Saturday, February 28, 2009

Paul Harvey...Good Day

Radio legend Paul Harvey, whose news and commentary segments always ended with his distinctive sign-off, "Paul Harvey....good day," died today at the age of 90. Harvey died at his winter home in Phoenix, surrounded by family. No cause of death was immediately available.

Harvey never viewed himself as a newsman, even though some 18 million people tuned into his daily reports to hear his 15-minute take on the day's events. He got his start in radio in high school in Tulsa at age 14 when a speech teacher was so impressed with his voice that she took him to a local radio station, KVOO-AM and told the program director that Harvey belonged on radio. He began reading news, making announcements — and sweeping floors — and a year later began getting paid.
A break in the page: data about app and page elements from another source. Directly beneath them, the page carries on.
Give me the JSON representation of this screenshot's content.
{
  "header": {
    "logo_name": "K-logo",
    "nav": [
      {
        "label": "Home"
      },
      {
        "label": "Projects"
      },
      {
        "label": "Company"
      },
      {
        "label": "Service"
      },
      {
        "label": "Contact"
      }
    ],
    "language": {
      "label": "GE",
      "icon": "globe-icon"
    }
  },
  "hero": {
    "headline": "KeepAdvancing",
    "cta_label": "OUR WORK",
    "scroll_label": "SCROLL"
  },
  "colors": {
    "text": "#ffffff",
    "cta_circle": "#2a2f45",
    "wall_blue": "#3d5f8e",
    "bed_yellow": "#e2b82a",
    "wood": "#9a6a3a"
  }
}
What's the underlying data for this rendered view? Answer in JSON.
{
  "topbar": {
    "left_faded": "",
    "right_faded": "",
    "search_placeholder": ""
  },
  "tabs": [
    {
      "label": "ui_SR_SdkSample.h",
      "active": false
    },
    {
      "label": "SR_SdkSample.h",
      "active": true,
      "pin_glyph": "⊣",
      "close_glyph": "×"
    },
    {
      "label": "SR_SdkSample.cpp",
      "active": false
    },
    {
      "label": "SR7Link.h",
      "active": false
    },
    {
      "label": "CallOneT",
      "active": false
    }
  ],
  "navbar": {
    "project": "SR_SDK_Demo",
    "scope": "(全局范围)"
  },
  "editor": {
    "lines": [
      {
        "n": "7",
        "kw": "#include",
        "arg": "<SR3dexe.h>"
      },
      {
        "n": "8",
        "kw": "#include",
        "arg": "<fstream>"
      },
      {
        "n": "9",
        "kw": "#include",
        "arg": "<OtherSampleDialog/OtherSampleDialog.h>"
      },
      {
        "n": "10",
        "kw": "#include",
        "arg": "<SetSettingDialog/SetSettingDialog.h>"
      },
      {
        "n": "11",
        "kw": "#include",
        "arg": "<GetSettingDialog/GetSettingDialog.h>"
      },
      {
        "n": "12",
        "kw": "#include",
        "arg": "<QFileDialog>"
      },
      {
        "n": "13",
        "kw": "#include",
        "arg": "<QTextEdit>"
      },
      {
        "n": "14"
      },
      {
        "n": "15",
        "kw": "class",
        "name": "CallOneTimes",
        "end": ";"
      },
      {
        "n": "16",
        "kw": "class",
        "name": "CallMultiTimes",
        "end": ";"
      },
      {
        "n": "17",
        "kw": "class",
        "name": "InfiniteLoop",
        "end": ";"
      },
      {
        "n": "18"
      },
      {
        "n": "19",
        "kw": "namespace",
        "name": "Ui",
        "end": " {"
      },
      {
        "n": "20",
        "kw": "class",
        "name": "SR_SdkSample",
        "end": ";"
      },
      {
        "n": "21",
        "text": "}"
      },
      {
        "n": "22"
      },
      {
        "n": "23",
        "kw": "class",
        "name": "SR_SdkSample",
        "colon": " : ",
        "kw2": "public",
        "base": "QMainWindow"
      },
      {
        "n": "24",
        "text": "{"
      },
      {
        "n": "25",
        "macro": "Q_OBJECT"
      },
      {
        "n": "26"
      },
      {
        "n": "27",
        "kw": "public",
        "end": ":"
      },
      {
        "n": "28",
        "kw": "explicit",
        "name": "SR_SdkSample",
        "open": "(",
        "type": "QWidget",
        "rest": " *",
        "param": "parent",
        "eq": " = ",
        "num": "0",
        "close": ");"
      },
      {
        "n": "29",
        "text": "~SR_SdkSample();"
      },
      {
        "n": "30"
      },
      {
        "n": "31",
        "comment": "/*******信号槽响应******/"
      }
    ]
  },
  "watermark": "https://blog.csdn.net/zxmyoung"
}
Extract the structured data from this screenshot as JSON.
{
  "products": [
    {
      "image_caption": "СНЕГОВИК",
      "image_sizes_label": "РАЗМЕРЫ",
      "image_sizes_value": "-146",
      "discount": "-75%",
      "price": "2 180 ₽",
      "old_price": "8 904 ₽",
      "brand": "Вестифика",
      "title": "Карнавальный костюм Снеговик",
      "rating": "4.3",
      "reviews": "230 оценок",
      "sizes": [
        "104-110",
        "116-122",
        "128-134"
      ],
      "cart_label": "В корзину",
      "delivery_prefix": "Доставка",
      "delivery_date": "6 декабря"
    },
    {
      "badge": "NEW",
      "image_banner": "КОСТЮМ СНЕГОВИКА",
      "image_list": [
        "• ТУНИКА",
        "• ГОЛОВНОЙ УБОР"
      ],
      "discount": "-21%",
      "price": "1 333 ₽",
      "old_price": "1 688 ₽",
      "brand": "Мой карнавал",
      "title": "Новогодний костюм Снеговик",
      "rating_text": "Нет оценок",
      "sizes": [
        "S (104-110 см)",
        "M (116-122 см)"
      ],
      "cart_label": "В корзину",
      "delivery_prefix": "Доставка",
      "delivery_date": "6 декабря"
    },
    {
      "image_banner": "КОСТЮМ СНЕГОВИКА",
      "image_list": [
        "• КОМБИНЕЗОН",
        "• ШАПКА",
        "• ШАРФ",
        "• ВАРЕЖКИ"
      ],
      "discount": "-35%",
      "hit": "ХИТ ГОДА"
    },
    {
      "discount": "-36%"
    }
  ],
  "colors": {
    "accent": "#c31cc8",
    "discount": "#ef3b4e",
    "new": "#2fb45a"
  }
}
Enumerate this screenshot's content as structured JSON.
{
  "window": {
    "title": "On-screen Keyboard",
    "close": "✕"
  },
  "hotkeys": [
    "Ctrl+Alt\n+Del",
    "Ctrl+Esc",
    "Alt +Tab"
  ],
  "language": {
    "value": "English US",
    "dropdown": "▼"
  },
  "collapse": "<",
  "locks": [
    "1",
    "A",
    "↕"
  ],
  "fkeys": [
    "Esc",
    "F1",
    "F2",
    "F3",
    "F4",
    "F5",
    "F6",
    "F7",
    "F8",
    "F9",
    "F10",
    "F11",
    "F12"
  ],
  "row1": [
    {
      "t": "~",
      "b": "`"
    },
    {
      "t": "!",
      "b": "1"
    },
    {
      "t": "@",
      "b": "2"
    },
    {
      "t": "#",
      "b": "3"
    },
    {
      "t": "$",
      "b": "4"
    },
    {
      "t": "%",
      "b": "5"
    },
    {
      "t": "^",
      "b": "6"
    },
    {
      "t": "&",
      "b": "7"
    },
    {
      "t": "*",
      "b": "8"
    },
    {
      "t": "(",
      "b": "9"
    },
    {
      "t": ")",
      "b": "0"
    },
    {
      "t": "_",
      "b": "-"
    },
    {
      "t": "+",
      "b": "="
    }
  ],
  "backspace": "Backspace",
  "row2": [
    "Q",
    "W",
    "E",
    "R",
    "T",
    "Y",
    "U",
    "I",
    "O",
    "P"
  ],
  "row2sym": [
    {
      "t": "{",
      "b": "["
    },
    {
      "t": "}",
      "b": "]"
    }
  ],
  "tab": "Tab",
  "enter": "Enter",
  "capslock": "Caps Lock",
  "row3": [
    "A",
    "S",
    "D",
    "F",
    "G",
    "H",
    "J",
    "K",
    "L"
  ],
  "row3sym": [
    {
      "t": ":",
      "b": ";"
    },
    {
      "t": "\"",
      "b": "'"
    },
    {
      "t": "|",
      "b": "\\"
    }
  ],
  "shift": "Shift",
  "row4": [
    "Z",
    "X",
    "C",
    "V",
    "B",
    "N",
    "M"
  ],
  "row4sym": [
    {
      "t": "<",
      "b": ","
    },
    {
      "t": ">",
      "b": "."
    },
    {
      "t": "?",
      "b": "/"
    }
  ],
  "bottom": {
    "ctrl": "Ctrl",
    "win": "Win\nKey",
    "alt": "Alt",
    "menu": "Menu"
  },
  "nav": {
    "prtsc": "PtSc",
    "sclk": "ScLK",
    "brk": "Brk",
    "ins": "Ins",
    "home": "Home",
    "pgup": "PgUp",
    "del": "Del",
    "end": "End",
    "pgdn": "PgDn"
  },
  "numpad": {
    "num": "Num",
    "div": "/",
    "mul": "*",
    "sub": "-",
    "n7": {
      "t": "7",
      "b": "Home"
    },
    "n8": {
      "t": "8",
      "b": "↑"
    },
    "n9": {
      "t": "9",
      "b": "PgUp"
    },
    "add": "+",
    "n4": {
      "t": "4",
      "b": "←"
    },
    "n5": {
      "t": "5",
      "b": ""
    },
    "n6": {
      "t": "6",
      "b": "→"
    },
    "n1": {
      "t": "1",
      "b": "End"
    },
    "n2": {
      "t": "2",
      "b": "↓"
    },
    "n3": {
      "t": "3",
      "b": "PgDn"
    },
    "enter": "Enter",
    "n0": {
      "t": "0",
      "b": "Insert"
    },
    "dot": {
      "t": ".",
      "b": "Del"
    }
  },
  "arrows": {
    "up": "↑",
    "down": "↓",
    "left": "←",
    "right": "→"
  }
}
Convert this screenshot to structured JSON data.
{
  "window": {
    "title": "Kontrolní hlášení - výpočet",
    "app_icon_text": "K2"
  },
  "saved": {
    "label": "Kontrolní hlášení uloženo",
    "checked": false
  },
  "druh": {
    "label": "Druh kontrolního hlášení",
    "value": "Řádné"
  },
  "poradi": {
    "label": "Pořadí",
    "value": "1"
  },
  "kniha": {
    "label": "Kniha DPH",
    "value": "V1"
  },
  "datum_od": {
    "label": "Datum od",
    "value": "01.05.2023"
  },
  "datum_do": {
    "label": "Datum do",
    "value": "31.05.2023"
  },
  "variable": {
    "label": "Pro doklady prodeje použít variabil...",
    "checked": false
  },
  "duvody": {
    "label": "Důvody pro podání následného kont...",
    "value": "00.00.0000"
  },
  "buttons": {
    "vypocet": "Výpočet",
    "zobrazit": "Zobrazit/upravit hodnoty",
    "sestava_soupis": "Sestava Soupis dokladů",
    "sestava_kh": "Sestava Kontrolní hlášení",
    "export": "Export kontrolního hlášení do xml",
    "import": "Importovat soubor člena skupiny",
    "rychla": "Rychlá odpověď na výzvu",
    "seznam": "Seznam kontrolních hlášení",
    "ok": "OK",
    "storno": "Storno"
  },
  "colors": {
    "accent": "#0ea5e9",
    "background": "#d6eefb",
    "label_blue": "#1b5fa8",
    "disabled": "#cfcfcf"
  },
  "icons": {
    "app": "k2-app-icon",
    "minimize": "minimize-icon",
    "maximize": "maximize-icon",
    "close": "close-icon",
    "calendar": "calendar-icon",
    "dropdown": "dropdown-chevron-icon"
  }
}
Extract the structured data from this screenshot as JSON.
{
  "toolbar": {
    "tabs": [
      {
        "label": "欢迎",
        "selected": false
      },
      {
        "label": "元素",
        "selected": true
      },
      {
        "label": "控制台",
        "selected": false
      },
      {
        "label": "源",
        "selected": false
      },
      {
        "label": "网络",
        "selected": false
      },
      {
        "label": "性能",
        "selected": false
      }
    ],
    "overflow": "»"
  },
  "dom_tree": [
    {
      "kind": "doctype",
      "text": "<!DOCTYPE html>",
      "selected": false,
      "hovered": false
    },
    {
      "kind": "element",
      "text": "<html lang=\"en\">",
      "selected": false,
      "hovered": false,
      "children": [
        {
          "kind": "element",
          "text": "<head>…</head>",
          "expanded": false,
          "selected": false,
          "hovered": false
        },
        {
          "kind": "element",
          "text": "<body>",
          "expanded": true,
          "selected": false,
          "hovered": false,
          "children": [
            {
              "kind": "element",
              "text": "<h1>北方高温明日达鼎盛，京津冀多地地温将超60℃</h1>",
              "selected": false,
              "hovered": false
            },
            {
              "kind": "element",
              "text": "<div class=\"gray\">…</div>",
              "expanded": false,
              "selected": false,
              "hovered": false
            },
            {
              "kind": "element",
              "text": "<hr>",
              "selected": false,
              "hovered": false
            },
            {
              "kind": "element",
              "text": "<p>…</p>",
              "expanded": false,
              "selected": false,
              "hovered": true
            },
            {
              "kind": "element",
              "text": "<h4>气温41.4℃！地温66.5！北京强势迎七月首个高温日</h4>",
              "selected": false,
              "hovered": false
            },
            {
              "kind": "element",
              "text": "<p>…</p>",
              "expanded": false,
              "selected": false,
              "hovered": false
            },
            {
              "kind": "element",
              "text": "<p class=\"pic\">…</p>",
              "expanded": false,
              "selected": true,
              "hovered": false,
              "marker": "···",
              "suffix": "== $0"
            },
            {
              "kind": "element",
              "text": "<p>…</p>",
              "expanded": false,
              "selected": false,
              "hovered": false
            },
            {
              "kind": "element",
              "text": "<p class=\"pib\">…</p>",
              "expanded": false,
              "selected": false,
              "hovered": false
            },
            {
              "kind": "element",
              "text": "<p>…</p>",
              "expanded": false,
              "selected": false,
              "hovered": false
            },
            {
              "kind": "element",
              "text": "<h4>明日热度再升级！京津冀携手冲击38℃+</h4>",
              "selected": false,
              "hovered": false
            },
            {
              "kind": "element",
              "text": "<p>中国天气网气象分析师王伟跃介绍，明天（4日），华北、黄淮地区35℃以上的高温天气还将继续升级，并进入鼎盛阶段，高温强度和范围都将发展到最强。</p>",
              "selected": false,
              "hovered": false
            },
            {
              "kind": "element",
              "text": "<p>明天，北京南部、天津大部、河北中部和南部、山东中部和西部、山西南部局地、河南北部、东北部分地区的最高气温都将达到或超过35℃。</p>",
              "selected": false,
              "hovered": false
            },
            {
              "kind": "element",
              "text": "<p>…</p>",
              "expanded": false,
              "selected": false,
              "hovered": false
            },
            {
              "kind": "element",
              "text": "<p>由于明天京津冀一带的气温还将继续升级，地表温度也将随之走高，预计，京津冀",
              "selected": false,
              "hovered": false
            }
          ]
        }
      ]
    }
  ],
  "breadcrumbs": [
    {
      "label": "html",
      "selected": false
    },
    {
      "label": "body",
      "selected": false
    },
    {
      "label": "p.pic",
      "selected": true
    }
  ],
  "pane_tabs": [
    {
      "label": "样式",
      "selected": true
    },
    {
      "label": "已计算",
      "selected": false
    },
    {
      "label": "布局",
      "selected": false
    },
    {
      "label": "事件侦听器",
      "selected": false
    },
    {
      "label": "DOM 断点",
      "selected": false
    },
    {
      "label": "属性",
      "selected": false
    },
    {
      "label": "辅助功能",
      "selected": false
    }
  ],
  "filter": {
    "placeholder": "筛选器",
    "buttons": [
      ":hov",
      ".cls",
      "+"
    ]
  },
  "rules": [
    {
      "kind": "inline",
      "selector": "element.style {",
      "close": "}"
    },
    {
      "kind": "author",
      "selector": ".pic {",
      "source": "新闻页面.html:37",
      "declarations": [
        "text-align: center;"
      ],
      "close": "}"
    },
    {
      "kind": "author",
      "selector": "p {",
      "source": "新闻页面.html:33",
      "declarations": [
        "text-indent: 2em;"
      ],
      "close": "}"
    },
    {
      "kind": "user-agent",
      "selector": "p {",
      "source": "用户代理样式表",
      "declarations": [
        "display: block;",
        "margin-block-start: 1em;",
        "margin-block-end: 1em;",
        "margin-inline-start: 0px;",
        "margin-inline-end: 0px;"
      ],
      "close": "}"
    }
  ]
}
Critics blasted him during the tumultuous Vietnam War years in the 60s and 70s, but he made one of his most famous flip-flops on that war, declaring on the air to President Nixon: "Mr. President, I love you but you are wrong."

The idea of retirement never occurred to either Harvey or his wife, Angel, whom he married in 1940 and who was his producing partner throughout his career. When Harvey was 81 in 2000, his sole employer for all those years, ABC Radio Networks, signed him to a 10-year, $100 million contract. Rivals who had lost in the bidding told him they'd be back in 2010. Sadly, that opportunity will never come to fruition.

I remember listening to Harvey at lunch during the summer of 1976 when I was 15. He was part of the inspiration that cemented my decision to be in radio. Even though my career in that medium was brief, it was extremely fulfilling.

To Paul Harvey, thank you and Good Day.

Thursday, February 12, 2009

Molly Bee

Molly Bee, who became an overnight country music star when she recorded the 1952 novelty hit I Saw Mommy Kissing Santa Claus, died in California this past Saturday from complications following a stroke.

Bee, in failing health for several months, was just 10 when she began her music career, singing the Hank Williams' classic Lovesick Blues on country star Rex Allen's radio show. Three years later, she released I Saw Mommy Kissing Santa Claus.

Bee went on to record a number of hit country songs throughout the 1950s and appeared in several musical comedies in the '60s. Although her star had begun to fade by the 1970s, she continued to tour and perform.

Sunday, February 01, 2009

The World Did Not Come To An End

Congrats to the Steelers for pulling out a heroic last second victory against the Cardinals. Here's a song commemorate the Cards amazing season...

At least I didn't walk away empty-handed. I won the 26" LG TV given away during halftime of the game at the Hooter's in Ahwatukee, AZ. It's now my PC monitor.